The third map is by cranialdetritus and is possibly the nicest-looking of the bunch. The inclusion of the Free Fare Zone is a very welcome touch. Routes should be designated by their official numbers, however (701 = Blue Line, etc.).
The fourth is taken from Wikipedia’s page about the UTA, and is theonly map not to currently show the new streetcar line.. It’s not actually that great a map, but I would still venture that it’s better than the real thing.
The fifth map was featured a while back on Transit Maps (December 2012, 3.5 stars), and is also streets ahead of the official map.
So, that’s five completely unofficial maps that outshine the real thing, and I bet there’s more out there as well. Sad, really…
Official Map: Salt Lake City Rail Transit for Opening of New “S Line”
Submitted by the eagle-eyed Garrett Smith, who says:
I must say I am not overly impressed with UTA’s revision of their rail map—which will begin to be posted in trains once UTA’s first streetcar, the S Line, opens. Yes, it certainly is better than before. Removing addresses from the map did wonders for improving legibility. But that’s about it. Call me old fashioned, but shouldn’t the lines below the station names roughly correspond to the length of the word? And why doesn’t N. Temple Bridge/Guadalupe receive a callout box when it also is a transfer station involving TRAX, FrontRunner, and local bus service?
Transit Maps says:
And here we are: hardly worth the wait, really.
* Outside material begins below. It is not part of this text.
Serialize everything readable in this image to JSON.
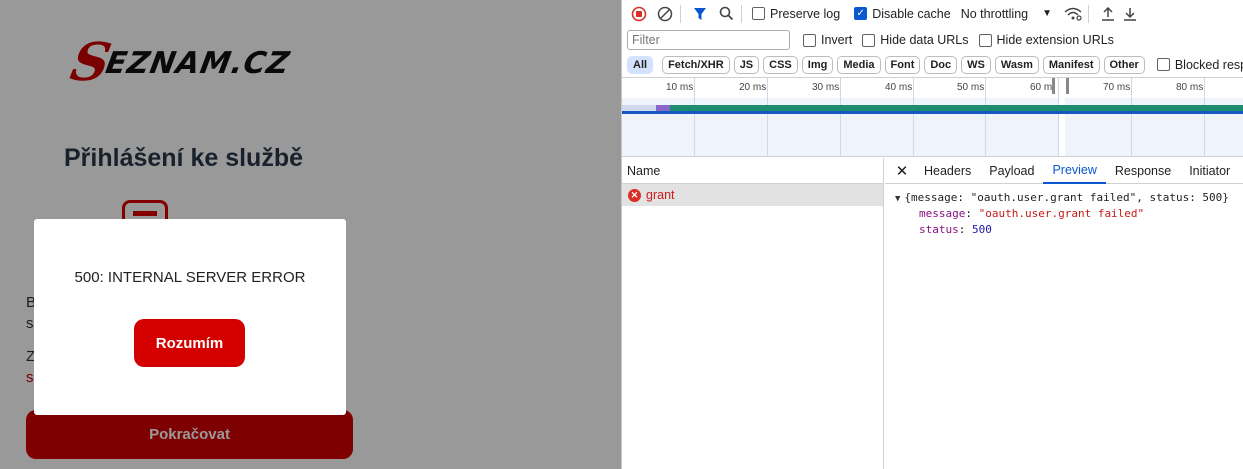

Tiny baby steps have been taken by removing the street addresses of the stations, but almost all the previous faults are still present. The labelling of stations remains an awful, convoluted mess and the giant callout boxes at transfer stations are still completely unnecessary. Downtown is a disgrace, with eight stations crammed into the tiniest of spaces: so small that most of those stations have to have a smaller station dot to compensate. Meanwhile, the new “S Line” streetcar, which is only 2.1 miles long, stretches luxuriously off to the right side of the map, way larger in scale than it should ever be.
And your brand-new, awesome streetcar gets to be the “gray” line? How exciting.
This map needs to be crumpled up, thrown away and never used as a template again. Seriously, who at the UTA actually approves this? Who actually says, “Wow! That looks great! Let’s print some signs and put it on the website!”
Start from scratch. Abandon the pseudo-geographical layout that actually has no consistent scale. Take a diagrammatic approach and expand the downtown area (so we can read the station names!) while compressing the outlying ones. Make the FrontRunner follow a completely straight path from end to end — a compositional vertical axis for the rest of the map. Ditch the freakin’ terrible compass rose. Anything but this.
(Source: Official UTA website)